Serial extractions: Using a tooth-supported surgical guide to treat edentulous dental implant overdenture cases

Original post from :http://www.dentistryiq.com/articles/2017/08/serial-extractions-using-a-tooth-supported-surgical-guide-to-treat-edentulous-dental-implant-overdenture-cases.html?utm_content=buffer88638&utm_medium=social&utm_source=twitter.com&utm_campaign=buffer

 

FULLY GUIDED IMPLANT PLACEMENT has been shown to be an efficient and predictable way to place dental implants. (1) While there are numerous options for fabricating a surgical guide, a tooth-supported 3-D printed guide based on an optical and a CBCT scan is the most accurate and cost-effective method. Traditionally, a tooth-supported guide has been reserved for single-tooth dental implant replacements, while edentulous cases require a less accurate tissue-supported guide or a tedious or expensive bone-supported guide. However, with a technique we call serial extractions, a tooth-supported guide can be used to treat edentulous cases.

Treatment planning full-mouth implant-supported rehabilitation can be a daunting task. The classic treatment has been to extract the patient's teeth first, delaying implant placement with bone grafting or, if possible, by placing immediate implants. The implants are placed freehand with varying degrees of success or with an invasive bone-supported guide. (2) Patients then have to endure a traditional complete denture during implant integration.

 

The serial extractions technique

By properly phasing treatment with the serial extractions protocol, a case can go smoothly for both the patient and the clinician. From the patient’s perspective, it is prudent to ensure that he or she is able to wear a comfortable healing prosthesis throughout the entire treatment. For the clinician, it is important to maximize predictability and minimize inefficiency during the procedure.

Extracting the teeth in phases allows the patient to wear the existing prosthesis or a newly fabricated healing partial denture while the bone grafts heal and the implants integrate. The partial denture abutments also provide a stable base for a tooth-supported surgical guide. The patient does not have to be without teeth at any time during the procedure when using the serial extractions technique.

 

Case study

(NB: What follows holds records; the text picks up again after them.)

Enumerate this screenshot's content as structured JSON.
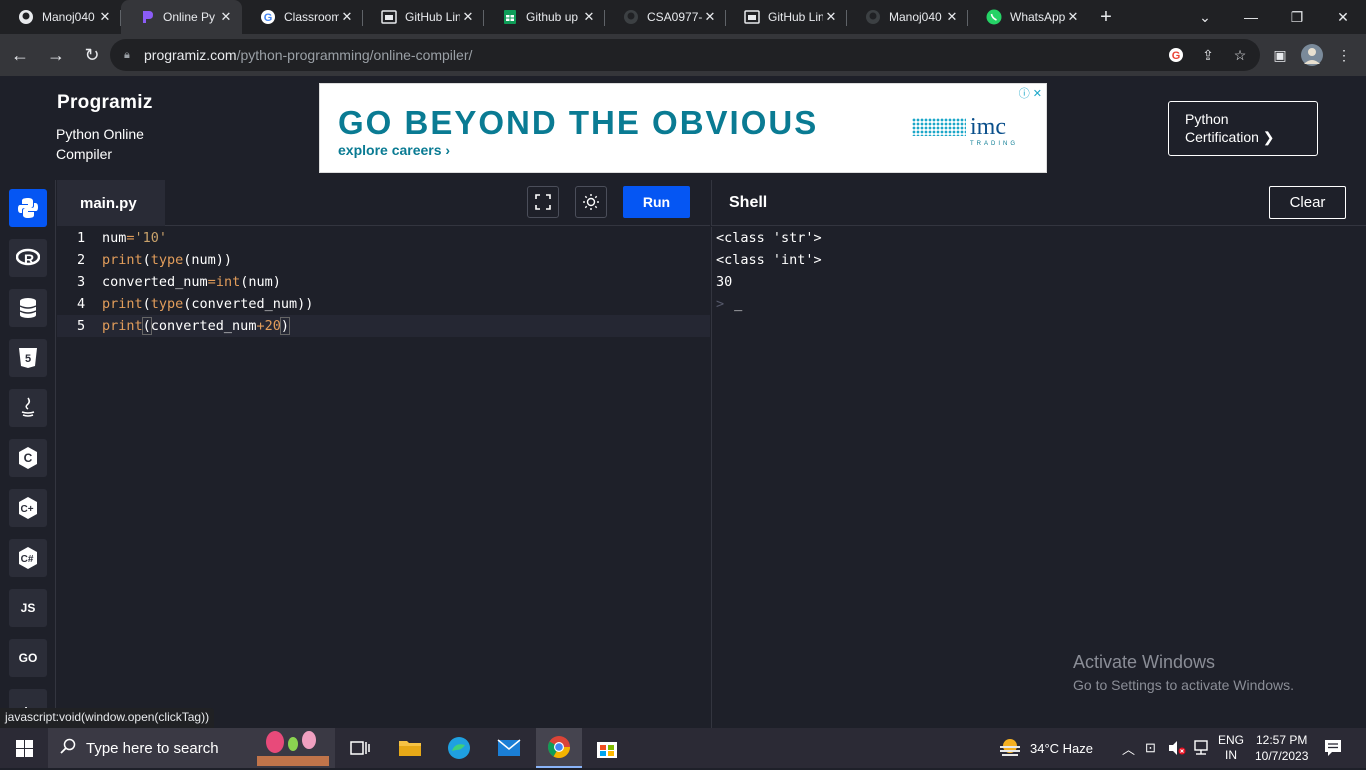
{
  "browser": {
    "tabs": [
      {
        "title": "Manoj040",
        "icon": "github-icon"
      },
      {
        "title": "Online Py",
        "icon": "programiz-icon",
        "active": true
      },
      {
        "title": "Classroom",
        "icon": "google-icon"
      },
      {
        "title": "GitHub Lin",
        "icon": "page-icon"
      },
      {
        "title": "Github up",
        "icon": "sheets-icon"
      },
      {
        "title": "CSA0977-",
        "icon": "github-icon"
      },
      {
        "title": "GitHub Lin",
        "icon": "page-icon"
      },
      {
        "title": "Manoj040",
        "icon": "github-icon"
      },
      {
        "title": "WhatsApp",
        "icon": "whatsapp-icon"
      }
    ],
    "url_host": "programiz.com",
    "url_path": "/python-programming/online-compiler/",
    "status_link": "javascript:void(window.open(clickTag))"
  },
  "site": {
    "logo": "Programiz",
    "subtitle": "Python Online Compiler",
    "cert_button": "Python Certification ❯",
    "ad": {
      "headline": "GO BEYOND THE OBVIOUS",
      "sub": "explore careers  ›",
      "brand": "imc",
      "brand_sub": "TRADING"
    }
  },
  "languages": [
    "python",
    "r",
    "sql",
    "html5",
    "java",
    "c",
    "c++",
    "c#",
    "JS",
    "GO",
    "php"
  ],
  "editor": {
    "filename": "main.py",
    "run_label": "Run",
    "lines": [
      {
        "n": "1"
      },
      {
        "n": "2"
      },
      {
        "n": "3"
      },
      {
        "n": "4"
      },
      {
        "n": "5"
      }
    ]
  },
  "shell": {
    "title": "Shell",
    "clear_label": "Clear",
    "output": [
      "<class 'str'>",
      "<class 'int'>",
      "30"
    ],
    "prompt": ">",
    "cursor": "_"
  },
  "watermark": {
    "line1": "Activate Windows",
    "line2": "Go to Settings to activate Windows."
  },
  "taskbar": {
    "search_placeholder": "Type here to search",
    "weather": "34°C  Haze",
    "lang": "ENG",
    "region": "IN",
    "time": "12:57 PM",
    "date": "10/7/2023"
  },
  "colors": {
    "run": "#0556f3",
    "background": "#1e2029",
    "keyword": "#e29d5b"
  }
}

A 62-year-old African-American male presents for extraction of all remaining mandibular teeth, as well as placement of an implant-supported overdenture. At presentation, the patient’s health is noncontributory. The existing teeth have extensive periodontitis with a hopeless prognosis. Tooth No. 22 has Class III mobility and is removed prior to beginning treatment (figure 1).

A polyvinyl siloxane (PVS) impression is taken of the remaining mandibular teeth. A CBCT scan is taken of the patient without a scan guide, and a CBCT scan is taken of the PVS impression in the mouth. The impression scan can be inverted and aligned with the patient’s CBCT scan in the implant planning software. This gives an accurate digital representation of the bone as well as the dentition (figure 2).

A stable guide can rest on just two teeth, and also can take some tissue support if necessary. The implants can be placed as immediate implants, provided enough teeth remain to support the guide. In this case, the right lateral (No. 26) is virtually extracted and implants are planned for sites Nos. 23 and 26. A tooth-supported guide is designed and 3-D printed (figure 3).

 

 
Figure 3: 
Surgical guide

On the day of the procedure, only tooth No. 26 is extracted (figure 4). A full-thickness flap is laid, and implants are placed at site Nos. 23 and 26 just as planned. The final locator abutments are placed and torqued to their final values. A partial denture is fabricated for the patient to wear comfortably during implant integration using the remaining abutment teeth.

 

 
Figure 4: 
Post-op

After four months of integration, a final impression is taken. The remaining teeth are extracted, and an implant-supported complete mandibular overdenture is fabricated.

The patient did not have to be without teeth at any point throughout the entire procedure. The surgical component was stress-free for both the patient and the clinician. This protocol for serial extractions allows for predictable dental implant success to increase the standard of care we offer our patients.

 

References

1. Bover-Ramos F, Viña-Almunia J, Cervera-Ballester J, Peñarrocha-Diago M, García-Mira B. Accuracy of implant placement with computer-guided surgery: A systematic review and meta-analysis comparing cadaver, clinical, and in vitro studies. Int J Oral Maxillofac Implants. 2017. doi: 10.11607/jomi.5556.

2. Umapathy T, Jayam C, Anila BS, Ashwini CP. Overview of surgical guides for implant therapy. J Dent Implants. Practitioner Section. 2015;5(1):48-52. doi: 10.4103/0974-6781.154438.
 

Editor's note: This article first appeared in DE's Breakthrough Clinical with Stacey Simmons, DDS. Find out more about it and subscribe here.